Take down each entry exactly as written.

+-------+

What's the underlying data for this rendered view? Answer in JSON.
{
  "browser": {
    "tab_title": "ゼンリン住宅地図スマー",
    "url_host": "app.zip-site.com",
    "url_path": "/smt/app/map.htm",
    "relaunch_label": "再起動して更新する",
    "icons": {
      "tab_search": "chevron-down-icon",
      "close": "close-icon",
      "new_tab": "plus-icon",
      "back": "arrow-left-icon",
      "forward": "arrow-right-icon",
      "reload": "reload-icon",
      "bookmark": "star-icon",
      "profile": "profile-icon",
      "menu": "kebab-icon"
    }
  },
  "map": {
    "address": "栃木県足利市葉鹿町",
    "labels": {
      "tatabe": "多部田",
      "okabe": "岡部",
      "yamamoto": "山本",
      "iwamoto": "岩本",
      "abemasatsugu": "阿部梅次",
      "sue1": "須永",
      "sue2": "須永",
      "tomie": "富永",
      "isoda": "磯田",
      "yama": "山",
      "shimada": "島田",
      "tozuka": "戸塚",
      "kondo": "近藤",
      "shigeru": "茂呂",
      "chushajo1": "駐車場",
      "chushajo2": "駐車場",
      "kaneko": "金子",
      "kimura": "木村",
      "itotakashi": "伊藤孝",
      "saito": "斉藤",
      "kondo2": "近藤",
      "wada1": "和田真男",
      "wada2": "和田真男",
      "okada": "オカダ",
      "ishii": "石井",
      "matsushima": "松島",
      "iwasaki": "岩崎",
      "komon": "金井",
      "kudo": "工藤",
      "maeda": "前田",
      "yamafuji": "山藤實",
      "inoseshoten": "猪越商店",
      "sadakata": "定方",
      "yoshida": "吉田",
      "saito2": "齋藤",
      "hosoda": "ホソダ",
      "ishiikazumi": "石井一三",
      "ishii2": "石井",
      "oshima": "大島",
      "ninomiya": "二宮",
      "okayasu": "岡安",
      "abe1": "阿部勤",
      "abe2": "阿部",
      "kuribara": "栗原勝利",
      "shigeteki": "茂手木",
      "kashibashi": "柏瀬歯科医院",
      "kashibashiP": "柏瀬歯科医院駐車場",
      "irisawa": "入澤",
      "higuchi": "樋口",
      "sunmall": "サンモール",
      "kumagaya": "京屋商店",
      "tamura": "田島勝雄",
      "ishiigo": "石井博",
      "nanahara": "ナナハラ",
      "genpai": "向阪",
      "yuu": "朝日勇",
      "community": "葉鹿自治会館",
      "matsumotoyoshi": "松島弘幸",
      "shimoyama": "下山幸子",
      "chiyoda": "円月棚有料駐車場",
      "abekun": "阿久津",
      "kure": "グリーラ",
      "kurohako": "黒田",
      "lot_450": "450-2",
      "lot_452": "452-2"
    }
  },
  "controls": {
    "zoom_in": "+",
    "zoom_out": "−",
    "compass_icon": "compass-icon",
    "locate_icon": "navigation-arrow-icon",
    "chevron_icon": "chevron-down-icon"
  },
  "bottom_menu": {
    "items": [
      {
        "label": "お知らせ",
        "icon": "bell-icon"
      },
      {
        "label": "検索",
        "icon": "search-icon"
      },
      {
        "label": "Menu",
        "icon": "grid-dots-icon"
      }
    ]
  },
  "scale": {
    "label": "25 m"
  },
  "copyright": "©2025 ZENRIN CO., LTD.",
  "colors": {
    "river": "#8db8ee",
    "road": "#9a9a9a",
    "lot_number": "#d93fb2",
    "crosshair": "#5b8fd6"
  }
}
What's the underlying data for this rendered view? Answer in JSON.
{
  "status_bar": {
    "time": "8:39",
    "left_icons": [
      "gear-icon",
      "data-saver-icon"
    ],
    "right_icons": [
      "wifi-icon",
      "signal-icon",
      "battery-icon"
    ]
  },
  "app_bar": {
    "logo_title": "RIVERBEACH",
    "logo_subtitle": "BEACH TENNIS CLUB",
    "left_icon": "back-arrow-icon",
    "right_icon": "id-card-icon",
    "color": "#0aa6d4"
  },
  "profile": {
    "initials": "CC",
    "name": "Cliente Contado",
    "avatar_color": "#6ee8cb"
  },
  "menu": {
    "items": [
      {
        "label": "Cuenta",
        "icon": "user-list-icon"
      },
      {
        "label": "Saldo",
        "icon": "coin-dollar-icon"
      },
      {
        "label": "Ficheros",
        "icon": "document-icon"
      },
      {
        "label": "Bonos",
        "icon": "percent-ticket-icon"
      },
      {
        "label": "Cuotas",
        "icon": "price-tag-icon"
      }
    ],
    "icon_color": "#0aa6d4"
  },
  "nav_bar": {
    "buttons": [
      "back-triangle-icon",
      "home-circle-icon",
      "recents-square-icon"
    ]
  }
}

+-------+

Reply »
What's the underlying data for this rendered view? Answer in JSON.
{
  "browser": {
    "tab_title": "ゼンリン住宅地図スマー",
    "url_host": "app.zip-site.com",
    "url_path": "/smt/app/map.htm",
    "relaunch_label": "再起動して更新する",
    "icons": {
      "tab_search": "chevron-down-icon",
      "close": "close-icon",
      "new_tab": "plus-icon",
      "back": "arrow-left-icon",
      "forward": "arrow-right-icon",
      "reload": "reload-icon",
      "bookmark": "star-icon",
      "profile": "profile-icon",
      "menu": "kebab-icon"
    }
  },
  "map": {
    "address": "栃木県足利市葉鹿町",
    "labels": {
      "tatabe": "多部田",
      "okabe": "岡部",
      "yamamoto": "山本",
      "iwamoto": "岩本",
      "abemasatsugu": "阿部梅次",
      "sue1": "須永",
      "sue2": "須永",
      "tomie": "富永",
      "isoda": "磯田",
      "yama": "山",
      "shimada": "島田",
      "tozuka": "戸塚",
      "kondo": "近藤",
      "shigeru": "茂呂",
      "chushajo1": "駐車場",
      "chushajo2": "駐車場",
      "kaneko": "金子",
      "kimura": "木村",
      "itotakashi": "伊藤孝",
      "saito": "斉藤",
      "kondo2": "近藤",
      "wada1": "和田真男",
      "wada2": "和田真男",
      "okada": "オカダ",
      "ishii": "石井",
      "matsushima": "松島",
      "iwasaki": "岩崎",
      "komon": "金井",
      "kudo": "工藤",
      "maeda": "前田",
      "yamafuji": "山藤實",
      "inoseshoten": "猪越商店",
      "sadakata": "定方",
      "yoshida": "吉田",
      "saito2": "齋藤",
      "hosoda": "ホソダ",
      "ishiikazumi": "石井一三",
      "ishii2": "石井",
      "oshima": "大島",
      "ninomiya": "二宮",
      "okayasu": "岡安",
      "abe1": "阿部勤",
      "abe2": "阿部",
      "kuribara": "栗原勝利",
      "shigeteki": "茂手木",
      "kashibashi": "柏瀬歯科医院",
      "kashibashiP": "柏瀬歯科医院駐車場",
      "irisawa": "入澤",
      "higuchi": "樋口",
      "sunmall": "サンモール",
      "kumagaya": "京屋商店",
      "tamura": "田島勝雄",
      "ishiigo": "石井博",
      "nanahara": "ナナハラ",
      "genpai": "向阪",
      "yuu": "朝日勇",
      "community": "葉鹿自治会館",
      "matsumotoyoshi": "松島弘幸",
      "shimoyama": "下山幸子",
      "chiyoda": "円月棚有料駐車場",
      "abekun": "阿久津",
      "kure": "グリーラ",
      "kurohako": "黒田",
      "lot_450": "450-2",
      "lot_452": "452-2"
    }
  },
  "controls": {
    "zoom_in": "+",
    "zoom_out": "−",
    "compass_icon": "compass-icon",
    "locate_icon": "navigation-arrow-icon",
    "chevron_icon": "chevron-down-icon"
  },
  "bottom_menu": {
    "items": [
      {
        "label": "お知らせ",
        "icon": "bell-icon"
      },
      {
        "label": "検索",
        "icon": "search-icon"
      },
      {
        "label": "Menu",
        "icon": "grid-dots-icon"
      }
    ]
  },
  "scale": {
    "label": "25 m"
  },
  "copyright": "©2025 ZENRIN CO., LTD.",
  "colors": {
    "river": "#8db8ee",
    "road": "#9a9a9a",
    "lot_number": "#d93fb2",
    "crosshair": "#5b8fd6"
  }
}
What's the underlying data for this rendered view? Answer in JSON.
{
  "status_bar": {
    "time": "8:39",
    "left_icons": [
      "gear-icon",
      "data-saver-icon"
    ],
    "right_icons": [
      "wifi-icon",
      "signal-icon",
      "battery-icon"
    ]
  },
  "app_bar": {
    "logo_title": "RIVERBEACH",
    "logo_subtitle": "BEACH TENNIS CLUB",
    "left_icon": "back-arrow-icon",
    "right_icon": "id-card-icon",
    "color": "#0aa6d4"
  },
  "profile": {
    "initials": "CC",
    "name": "Cliente Contado",
    "avatar_color": "#6ee8cb"
  },
  "menu": {
    "items": [
      {
        "label": "Cuenta",
        "icon": "user-list-icon"
      },
      {
        "label": "Saldo",
        "icon": "coin-dollar-icon"
      },
      {
        "label": "Ficheros",
        "icon": "document-icon"
      },
      {
        "label": "Bonos",
        "icon": "percent-ticket-icon"
      },
      {
        "label": "Cuotas",
        "icon": "price-tag-icon"
      }
    ],
    "icon_color": "#0aa6d4"
  },
  "nav_bar": {
    "buttons": [
      "back-triangle-icon",
      "home-circle-icon",
      "recents-square-icon"
    ]
  }
}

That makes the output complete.